● TASK DATA
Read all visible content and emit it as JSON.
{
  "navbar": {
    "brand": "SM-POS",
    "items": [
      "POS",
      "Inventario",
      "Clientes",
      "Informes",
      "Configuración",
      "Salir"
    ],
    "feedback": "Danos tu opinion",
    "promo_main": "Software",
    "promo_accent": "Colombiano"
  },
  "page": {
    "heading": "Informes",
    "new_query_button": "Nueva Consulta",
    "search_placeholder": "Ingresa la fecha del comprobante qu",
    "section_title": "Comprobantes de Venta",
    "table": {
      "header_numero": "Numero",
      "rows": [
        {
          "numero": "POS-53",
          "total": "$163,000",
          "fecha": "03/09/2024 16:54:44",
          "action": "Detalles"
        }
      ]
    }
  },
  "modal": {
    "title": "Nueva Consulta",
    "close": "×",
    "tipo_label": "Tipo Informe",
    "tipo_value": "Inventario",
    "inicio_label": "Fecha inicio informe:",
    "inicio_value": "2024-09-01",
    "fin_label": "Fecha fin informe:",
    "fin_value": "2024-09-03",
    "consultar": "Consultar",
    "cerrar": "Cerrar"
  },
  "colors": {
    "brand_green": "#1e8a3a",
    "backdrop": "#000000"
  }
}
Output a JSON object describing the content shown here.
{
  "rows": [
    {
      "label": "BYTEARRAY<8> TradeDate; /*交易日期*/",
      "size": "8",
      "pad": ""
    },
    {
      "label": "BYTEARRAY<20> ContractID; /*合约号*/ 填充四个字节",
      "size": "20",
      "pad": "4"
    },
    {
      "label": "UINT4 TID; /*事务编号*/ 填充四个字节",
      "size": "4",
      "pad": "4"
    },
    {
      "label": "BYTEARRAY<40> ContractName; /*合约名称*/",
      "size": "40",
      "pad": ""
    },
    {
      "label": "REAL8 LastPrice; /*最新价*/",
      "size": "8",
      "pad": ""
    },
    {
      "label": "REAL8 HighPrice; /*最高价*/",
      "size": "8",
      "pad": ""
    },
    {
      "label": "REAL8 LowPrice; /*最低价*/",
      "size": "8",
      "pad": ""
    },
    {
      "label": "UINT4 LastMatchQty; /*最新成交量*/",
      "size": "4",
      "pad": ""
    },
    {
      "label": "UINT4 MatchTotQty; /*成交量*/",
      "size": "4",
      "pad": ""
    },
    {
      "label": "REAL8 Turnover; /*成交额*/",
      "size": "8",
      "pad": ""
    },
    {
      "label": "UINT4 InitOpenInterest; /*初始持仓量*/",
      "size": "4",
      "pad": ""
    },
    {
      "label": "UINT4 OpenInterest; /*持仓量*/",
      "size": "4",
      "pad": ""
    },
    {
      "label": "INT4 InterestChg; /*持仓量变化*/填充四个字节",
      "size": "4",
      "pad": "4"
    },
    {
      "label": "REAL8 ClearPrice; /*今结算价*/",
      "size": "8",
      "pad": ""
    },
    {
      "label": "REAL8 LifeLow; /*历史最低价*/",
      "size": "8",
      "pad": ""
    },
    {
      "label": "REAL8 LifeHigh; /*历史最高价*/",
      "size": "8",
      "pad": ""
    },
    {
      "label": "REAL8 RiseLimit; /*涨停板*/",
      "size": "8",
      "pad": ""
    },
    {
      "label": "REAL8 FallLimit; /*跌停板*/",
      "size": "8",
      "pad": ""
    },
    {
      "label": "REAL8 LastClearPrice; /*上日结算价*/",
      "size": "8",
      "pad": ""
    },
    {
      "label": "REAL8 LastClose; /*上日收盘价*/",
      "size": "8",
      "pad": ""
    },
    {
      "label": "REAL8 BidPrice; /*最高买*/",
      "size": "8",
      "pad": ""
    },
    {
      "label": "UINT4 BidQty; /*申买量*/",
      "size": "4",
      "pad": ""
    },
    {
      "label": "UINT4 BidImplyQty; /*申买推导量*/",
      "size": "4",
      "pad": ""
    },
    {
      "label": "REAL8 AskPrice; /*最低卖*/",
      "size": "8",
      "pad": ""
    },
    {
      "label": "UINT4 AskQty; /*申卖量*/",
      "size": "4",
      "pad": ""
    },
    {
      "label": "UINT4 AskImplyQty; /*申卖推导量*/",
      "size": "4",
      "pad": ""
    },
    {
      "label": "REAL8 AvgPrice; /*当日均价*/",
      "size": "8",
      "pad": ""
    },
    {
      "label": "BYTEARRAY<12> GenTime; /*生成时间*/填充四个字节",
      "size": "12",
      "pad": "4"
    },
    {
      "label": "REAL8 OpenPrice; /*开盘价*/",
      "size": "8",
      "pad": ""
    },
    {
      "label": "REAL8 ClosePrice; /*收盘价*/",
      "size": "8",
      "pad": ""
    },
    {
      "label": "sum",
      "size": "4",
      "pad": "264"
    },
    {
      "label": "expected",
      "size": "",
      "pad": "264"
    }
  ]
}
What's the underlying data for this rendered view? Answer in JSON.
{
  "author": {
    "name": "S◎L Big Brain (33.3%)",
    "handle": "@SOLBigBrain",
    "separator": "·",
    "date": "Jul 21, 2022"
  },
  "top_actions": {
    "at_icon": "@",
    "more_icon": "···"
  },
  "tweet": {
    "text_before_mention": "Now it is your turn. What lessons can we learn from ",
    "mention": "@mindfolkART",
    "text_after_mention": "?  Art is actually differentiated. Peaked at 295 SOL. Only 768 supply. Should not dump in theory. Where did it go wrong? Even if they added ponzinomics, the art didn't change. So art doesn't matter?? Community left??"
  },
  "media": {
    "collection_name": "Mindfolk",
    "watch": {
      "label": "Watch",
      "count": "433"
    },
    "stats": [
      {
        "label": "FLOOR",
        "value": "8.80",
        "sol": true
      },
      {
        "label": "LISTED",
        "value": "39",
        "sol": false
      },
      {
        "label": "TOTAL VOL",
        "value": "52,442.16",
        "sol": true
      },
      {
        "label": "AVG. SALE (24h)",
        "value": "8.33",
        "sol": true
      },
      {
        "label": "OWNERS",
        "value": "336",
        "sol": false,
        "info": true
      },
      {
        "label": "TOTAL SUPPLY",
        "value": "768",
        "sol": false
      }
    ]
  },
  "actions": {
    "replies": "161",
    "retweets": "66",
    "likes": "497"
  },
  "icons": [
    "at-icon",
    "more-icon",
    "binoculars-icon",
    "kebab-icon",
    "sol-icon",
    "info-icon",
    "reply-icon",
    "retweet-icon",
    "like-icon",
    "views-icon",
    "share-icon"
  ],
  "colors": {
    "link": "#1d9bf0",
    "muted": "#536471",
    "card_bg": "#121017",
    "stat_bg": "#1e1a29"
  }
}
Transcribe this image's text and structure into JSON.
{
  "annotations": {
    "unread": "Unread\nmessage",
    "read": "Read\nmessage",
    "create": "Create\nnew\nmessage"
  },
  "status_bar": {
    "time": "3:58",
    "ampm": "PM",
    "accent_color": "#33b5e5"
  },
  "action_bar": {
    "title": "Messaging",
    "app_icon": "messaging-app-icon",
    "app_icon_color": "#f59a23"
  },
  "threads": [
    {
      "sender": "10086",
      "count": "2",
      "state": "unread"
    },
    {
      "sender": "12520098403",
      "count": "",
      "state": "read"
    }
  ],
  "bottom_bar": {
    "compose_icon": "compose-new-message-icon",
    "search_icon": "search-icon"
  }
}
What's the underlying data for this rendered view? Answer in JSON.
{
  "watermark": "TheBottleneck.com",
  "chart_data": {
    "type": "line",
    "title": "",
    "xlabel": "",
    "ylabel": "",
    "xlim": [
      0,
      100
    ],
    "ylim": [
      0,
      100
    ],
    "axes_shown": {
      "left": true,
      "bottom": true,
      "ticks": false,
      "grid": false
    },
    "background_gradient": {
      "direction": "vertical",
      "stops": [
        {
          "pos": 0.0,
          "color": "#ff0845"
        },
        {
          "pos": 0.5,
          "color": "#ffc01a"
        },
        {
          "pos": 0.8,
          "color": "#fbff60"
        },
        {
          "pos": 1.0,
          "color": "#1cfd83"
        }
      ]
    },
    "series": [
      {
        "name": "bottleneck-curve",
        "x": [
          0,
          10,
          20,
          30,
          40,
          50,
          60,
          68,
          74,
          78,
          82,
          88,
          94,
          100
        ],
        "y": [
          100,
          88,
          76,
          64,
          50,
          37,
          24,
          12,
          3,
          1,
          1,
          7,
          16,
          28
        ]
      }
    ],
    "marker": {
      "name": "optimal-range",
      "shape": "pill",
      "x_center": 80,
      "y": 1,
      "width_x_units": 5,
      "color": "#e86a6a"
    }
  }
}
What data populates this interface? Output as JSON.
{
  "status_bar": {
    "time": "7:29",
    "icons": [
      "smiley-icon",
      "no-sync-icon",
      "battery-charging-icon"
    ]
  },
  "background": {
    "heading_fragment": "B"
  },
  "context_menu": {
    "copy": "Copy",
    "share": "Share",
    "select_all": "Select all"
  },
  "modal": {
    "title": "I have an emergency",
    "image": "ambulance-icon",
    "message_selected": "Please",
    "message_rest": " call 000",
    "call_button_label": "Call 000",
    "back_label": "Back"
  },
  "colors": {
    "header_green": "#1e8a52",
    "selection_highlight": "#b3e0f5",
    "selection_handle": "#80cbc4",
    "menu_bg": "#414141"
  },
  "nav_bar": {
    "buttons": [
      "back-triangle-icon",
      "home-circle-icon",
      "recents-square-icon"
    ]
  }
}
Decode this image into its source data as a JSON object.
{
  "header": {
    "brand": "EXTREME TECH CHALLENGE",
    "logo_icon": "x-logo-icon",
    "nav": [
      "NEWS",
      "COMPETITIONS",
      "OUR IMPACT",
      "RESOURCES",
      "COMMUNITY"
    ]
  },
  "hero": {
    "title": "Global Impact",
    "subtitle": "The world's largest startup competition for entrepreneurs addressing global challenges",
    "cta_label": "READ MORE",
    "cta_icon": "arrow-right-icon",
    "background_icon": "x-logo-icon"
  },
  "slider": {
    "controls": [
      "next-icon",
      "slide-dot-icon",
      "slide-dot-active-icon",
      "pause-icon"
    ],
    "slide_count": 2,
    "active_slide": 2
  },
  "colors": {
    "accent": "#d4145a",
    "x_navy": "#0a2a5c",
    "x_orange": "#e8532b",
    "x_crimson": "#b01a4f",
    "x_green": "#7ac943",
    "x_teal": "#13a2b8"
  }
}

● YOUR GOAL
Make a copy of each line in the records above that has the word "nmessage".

● TASK RESPONSE
    "unread": "Unread\nmessage",
    "read": "Read\nmessage",
    "create": "Create\nnew\nmessage"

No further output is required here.